There are over 10 million uninsured Latinos who are eligible for an Obamacare exchange plan, according to the Department of Health and Human Services, but technological setbacks may hinder their ability to sign-up. Cuidadodesalud.gov, the Spanish version of the federal exchange website, launched in early December after a two-month delay.

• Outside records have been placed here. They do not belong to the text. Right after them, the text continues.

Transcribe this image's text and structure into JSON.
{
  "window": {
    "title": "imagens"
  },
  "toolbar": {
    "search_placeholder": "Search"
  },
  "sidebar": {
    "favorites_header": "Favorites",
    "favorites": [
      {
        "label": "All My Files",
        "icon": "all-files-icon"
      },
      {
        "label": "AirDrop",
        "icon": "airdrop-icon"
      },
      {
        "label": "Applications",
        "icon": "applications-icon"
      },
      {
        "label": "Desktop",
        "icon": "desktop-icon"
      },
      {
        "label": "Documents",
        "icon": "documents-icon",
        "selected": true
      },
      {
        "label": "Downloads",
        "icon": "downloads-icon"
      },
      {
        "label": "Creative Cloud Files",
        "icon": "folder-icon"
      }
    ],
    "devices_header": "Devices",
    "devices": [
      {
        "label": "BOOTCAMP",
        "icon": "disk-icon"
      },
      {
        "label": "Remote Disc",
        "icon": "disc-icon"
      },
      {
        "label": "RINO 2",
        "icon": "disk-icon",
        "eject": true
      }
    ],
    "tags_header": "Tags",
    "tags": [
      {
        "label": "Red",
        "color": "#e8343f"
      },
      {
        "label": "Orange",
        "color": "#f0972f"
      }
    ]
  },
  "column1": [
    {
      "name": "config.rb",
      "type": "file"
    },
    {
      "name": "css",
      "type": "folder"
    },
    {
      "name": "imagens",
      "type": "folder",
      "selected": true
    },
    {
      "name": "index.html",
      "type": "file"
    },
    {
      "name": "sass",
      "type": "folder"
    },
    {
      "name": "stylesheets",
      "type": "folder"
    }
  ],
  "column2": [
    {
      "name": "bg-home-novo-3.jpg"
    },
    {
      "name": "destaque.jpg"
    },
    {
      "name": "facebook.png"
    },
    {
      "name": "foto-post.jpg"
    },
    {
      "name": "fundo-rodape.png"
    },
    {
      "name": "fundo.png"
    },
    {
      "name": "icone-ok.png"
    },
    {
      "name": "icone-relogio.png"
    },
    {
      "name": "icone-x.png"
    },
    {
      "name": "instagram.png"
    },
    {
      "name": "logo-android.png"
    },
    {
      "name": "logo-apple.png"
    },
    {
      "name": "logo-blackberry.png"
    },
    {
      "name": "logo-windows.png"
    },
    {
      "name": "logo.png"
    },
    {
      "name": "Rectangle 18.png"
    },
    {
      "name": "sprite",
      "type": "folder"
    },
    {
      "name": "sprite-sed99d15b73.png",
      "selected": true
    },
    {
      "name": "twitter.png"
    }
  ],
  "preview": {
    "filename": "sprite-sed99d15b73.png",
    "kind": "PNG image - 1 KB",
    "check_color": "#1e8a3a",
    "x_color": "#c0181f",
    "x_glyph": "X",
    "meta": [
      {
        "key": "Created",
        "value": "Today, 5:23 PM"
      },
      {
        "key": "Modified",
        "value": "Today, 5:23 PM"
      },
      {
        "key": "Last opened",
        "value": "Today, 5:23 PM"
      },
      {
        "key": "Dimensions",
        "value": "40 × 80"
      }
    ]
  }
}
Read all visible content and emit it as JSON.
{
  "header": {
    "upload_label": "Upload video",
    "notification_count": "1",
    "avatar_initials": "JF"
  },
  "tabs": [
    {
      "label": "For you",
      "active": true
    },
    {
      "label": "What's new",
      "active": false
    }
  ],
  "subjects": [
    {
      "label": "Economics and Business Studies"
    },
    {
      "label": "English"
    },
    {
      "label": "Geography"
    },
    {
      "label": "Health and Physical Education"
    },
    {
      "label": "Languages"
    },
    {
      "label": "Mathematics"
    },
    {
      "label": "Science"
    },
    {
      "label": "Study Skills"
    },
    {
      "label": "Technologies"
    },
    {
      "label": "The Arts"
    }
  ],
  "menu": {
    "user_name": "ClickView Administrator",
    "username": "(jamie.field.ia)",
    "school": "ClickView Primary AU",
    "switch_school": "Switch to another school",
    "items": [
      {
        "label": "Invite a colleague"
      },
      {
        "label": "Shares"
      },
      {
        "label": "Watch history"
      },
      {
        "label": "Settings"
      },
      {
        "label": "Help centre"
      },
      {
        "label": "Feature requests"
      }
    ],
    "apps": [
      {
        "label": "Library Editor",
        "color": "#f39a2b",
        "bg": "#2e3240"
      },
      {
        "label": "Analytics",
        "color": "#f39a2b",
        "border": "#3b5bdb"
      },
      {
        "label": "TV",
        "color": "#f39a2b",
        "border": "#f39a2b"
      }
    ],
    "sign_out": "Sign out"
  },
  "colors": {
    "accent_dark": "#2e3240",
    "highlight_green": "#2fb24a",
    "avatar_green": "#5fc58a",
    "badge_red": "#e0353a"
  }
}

According to a report from the global communications agency TogoRun, nine of the 17 state-based exchanges do not currently offer a Spanish version of their websites, and only 10 of 120 federally-funded navigator organizations offer a Spanish website or Spanish social-media presence.  "What's a 'premium'? What's 'cost-sharing'? What's a 'subsidy'? To not have this information in their primary language, that I think is disenfranchising," explains Jon Tilton, Senior Vice President of TogoRun. Despite these hurdles, a recent report from nonprofit Transamerica Center for Health Studies claims that 5 percent of Latinos enrolled in an exchange plan versus 1 percent of whites. The survey, conducted on Nov. 4-11, collected responses from 1,0005 individuals, 161 of them Latino. 

The Problem with Stand-Alone Dental Plans

10 essential health benefits define the Affordable Care Act. Unlike other essential health benefits though, pediatric dental care may be sold as a stand-alone or separate plan on the health insurance exchanges, making federal subsidies for them unavailable. Though all Americans are required to buy medical coverage for 2014 and beyond, no one is required to buy dental care for themselves or for their children, reports The New York Times. Tooth decay is the leading chronic disease amongst children, with 14 percent between the ages of 6 and 19 having untreated cavities. And according to the American Dental Association, only 25.2 percent of uninsured children saw a dentist in 2011, down from 31.5 percent in 2003.  The problem has created quite a stir amongst dentists and industry leaders alike. "Kids' dental shouldn't be the stepchild of plans the exchanges are offering," says Kathleen Hamilton, Director of governmental affairs at the Children's Partnership in Sacramento.

The 4.8 Million Americans Left Behind Despite Obamacare

In one of her latest blog posts, Washington Post reporter Sarah Kliff explores several recent Kaiser Family Foundation reports on the population left behind as a result of 23 states still opting not to expand their Medicaid programs. "Too poor to qualify for insurance subsidies" and "shut out of the traditional Medicaid program," what's left is a population of about 4.8 million who tend to be young, minority, single adults. Approximately half of them or 2.6 million have part-time or full-time jobs, and half of those jobs are in the agricultural industry. Of the total 4.8 million, 37 percent of them are between the ages of 35-54 years-old, but almost half of them (49 percent) are in either "excellent or very good" health. Kliff offers that as the "silver lining" of a situation which leaves a large population of Americans without the benefit of affordable healthcare in 2014.